Four months ago, New York City Transit announced its plans to bring real-time train location information to the L line. As part of the Line Manager program, this innovation would be implemented on a trial basis as one stop along the Canarsie Line with a potential future system-wide roll-out if it proves successful.
Yesterday, the agency unveiled the pilot program at the Myrtle-Wyckoff Aves. station in Bushwick. The NYC Transit press release credits line manager Greg Lombardi’s willingness to listen to customers as well as the technological innovations made possible by the computer-based train control technology along the L. “The idea for this new system came directly from the customers who use the L line every day coupled with Greg Lombardi’s willingness to listen to the issues and then look into finding a way to respond to their concerns,” NYC Transit President Howard H. Roberts said.
Despite this immediate credit, NYC Transit had been eying a possible implementation of this trial program well before the line manager program came into being. This new program simply sped up the process. “This was an extremely worthwhile project. I had strong support and cooperation from everyone involved and it was great to be able to respond to my customers’ ideas on how to improve service,” said Lombardi.
Per the press release:
The Train Locator Console screens are split into two views: the bottom half of the TLC displays the locations of all trains moving along the entire L line; the top half is a magnified view of the station where it is installed, and the next station in both directions. Once the interface design was approved, 42-inch flat-panel monitors were purchased off the shelf and Myrtle-Wyckoff Avenues station was selected for TLC’s pilot location. Two platform screens have been installed along with a third screen in the fare control area for the pilot.

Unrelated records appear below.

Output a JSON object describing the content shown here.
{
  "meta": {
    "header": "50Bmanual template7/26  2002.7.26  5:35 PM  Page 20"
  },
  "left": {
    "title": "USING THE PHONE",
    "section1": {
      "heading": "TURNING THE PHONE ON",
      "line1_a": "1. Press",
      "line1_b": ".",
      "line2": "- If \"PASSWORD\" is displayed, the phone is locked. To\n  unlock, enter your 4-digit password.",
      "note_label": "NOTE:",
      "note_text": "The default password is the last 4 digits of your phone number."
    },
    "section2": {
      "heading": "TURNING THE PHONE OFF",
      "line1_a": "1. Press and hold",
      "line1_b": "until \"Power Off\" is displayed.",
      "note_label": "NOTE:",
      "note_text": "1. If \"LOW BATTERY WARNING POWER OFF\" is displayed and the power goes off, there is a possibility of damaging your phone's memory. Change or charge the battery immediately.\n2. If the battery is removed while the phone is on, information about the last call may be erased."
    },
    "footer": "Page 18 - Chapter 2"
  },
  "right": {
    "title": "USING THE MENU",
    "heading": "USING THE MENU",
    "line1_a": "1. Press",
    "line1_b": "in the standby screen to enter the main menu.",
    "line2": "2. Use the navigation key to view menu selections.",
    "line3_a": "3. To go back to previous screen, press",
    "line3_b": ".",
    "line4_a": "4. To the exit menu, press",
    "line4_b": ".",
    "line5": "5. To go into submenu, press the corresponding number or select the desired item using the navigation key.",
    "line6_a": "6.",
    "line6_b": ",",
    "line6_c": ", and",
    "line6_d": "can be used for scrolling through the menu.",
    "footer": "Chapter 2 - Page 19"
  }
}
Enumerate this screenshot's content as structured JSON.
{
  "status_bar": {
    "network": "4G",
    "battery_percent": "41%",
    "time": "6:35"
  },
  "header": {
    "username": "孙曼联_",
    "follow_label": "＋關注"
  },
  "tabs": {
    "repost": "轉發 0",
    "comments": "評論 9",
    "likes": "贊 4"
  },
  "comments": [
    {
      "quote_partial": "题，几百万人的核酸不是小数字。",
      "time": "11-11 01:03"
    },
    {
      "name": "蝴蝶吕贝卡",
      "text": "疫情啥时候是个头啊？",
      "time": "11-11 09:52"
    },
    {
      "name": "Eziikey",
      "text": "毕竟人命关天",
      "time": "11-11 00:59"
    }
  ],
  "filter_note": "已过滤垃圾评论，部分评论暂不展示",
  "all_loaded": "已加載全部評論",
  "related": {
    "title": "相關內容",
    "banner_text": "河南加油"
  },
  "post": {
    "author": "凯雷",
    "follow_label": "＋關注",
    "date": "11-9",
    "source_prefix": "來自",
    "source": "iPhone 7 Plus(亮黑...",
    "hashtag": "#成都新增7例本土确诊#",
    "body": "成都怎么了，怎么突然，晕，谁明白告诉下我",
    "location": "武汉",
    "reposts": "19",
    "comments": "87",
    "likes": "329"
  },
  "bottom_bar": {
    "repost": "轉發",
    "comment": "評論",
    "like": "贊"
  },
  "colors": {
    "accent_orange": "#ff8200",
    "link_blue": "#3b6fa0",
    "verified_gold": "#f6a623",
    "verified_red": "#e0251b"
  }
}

While I’d rather see a system-wide roll-out of a train wait time system, this is a great first step in that process. Now, we just have to see if the pace and scope of this technological innovation can continue in a time of economic crisis.
Photo courtesy of New York City Transit.